We are all familiar with the cinematic trope of the jaded but high strung cop who makes every case personal. But what if the case he ends up on actually is personal? Does that cop take things to the next level to solve it and ensure justice is done? This is the concept behind the 1956, film nor A Cry in the Night. The film was adapted from the book All Through the Night by Whit Masterson, and should you try to find anything about the life and times of this prolific pulp writer good luck. This was actually a pseudonym used by the collaborative team of H. Bill Miller and Robert Wade. The film was produced by Alan Ladd’s company Jaguar Productions, the star’s short-lived production company, that frequently collaborated with Warner Bros.
On a seemingly quiet night, teenagers Liz Taggart and her boyfriend head up to a local lover’s lane. But expectations of adolescent romance are ruined when Harry Loftus attacks, brutally beating the boyfriend and leaving him for dead and kidnapping Liz. Word that his daughter has been kidnapped reaches her father, Police Captain Dan Taggart. An already tightly strung cop, this, understandably, sends Tagagrt into a frenzy while his partner Ed Bates attempts in vain to be a calming counterbalance to solve the case.
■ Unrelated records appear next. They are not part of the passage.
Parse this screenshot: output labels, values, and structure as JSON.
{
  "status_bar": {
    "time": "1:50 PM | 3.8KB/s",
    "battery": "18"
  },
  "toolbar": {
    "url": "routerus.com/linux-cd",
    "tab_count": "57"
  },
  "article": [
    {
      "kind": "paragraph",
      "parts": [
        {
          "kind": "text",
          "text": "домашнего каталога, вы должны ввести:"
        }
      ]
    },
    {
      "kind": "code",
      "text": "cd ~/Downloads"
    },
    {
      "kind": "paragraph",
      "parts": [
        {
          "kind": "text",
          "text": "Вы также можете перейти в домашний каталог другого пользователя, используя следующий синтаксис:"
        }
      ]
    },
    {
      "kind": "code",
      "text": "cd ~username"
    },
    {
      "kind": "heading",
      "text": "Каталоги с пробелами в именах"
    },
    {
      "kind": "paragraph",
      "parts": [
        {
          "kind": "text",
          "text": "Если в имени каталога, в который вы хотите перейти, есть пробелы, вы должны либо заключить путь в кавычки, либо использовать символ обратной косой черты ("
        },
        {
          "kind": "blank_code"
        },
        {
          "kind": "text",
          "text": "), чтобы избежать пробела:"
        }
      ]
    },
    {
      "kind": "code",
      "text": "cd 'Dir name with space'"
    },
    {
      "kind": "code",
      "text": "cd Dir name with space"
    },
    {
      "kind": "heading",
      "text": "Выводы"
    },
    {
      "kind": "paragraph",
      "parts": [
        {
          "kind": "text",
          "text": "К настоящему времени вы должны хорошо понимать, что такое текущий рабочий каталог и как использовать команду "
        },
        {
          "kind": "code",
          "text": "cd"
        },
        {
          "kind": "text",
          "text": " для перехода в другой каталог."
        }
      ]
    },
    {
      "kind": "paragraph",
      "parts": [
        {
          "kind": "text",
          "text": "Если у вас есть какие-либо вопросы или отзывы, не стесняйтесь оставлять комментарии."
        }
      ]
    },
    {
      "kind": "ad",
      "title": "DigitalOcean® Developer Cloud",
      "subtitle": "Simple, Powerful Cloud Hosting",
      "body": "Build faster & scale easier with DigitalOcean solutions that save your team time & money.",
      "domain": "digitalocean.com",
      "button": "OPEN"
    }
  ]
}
As this night rages on, Liz is trapped in the dungeon-esque hideaway with Harry forced to play a psychological game of cat-and-mouse with a troubled lunatic in order to stay alive.
Of all the film noir heavies Raymond Burr played throughout his career this one is possibly my favorite. The actor delivers a truly creepy performance as the disturbed Harry Loftus. In the source material his character is a one-note brutish sex fiend, but Burr portrays Loftus as a repressed and troubled man who has deep psychologically rooted issues with women. The movie strongly implies the fact that Liz is far from the first victim he has brought to his lair at an old foundry, and if not stopped, she will not be his last. You truly get the feeling for the hopelessness of his co-star Natalie Wood’s character. As a petite teenage girl she has no hope of overpowering her hulking captor, so she has any hope of surviving she has to rely on psychological tactics. The razor-sharp chemistry Burr and Wood share with one another is the driving force behind Cry in the Night. Despite being polar opposites, the two characters are both driven by parental issues. Having an overbearing father exercising authority with a heavy-hand is nothing new for teenagers, but when said father is a cop Liz has that issue with an extra dose. Despite being a dangerous criminal, Harry, in many ways, has the mental status of a child thanks to the treatment he endured at the hands of his mother played memorably by Carol Veazie.
While the A-story between Natalie Wood and Raymond Burr is what gives this film its edge, the flipside of the plot is just as interesting. Two familiar faces to noiristas Edmond O’Brien and Brian Donlevy, are natural in anchoring the police procedural aspect of A Cry in the Night. They fulfill the standard good cop/good cop dichotomy with ease as O’Brien adds extra layers to the proceedings. He is a hot-head who is understandably out to burn down the world with a fury to rescue his daughter and make the kidnapper pay. Along the way he is forced to confront the toll his attitude has taken on those around him.
As previously mentioned, A Cry in the Night was produced by Alan Ladd through his Jaguar Productions. While the star of The Blue Dahlia and Shane did not appear in the film, he did lend his vocals tp a voiceover role. That being said the crew was filled with many of his frequent collaborators, including Frank Tuttle at the helm, the filmmaker who directed Ladd in his starmaking performance in the noir masterpiece This Gun for Hire. In that film, Tuttle envisioned an underworld filled with equal parts grit and darkness, and he brought this same aesthetic to A Cry in the Night. The hideout where Harry is hiding the kidnapped Liz has a fitting industrialized terror with just enough dark exaggerated to a real and grounded setting. While this is more of a straight forward crime picture than his previous pulp outings, Tuttle does manage to bring out the most interesting plot elements and play into them.
With and all-star cast and solid direction A Cry in the Night is a solid crime thriller. For anyone looking to begin their first steps in exploring the dark and dangerous world of film noir this is an ideal introduction to the style. A straightforward pulp flick with a number of the hallmark’s that defined the film noir cycle.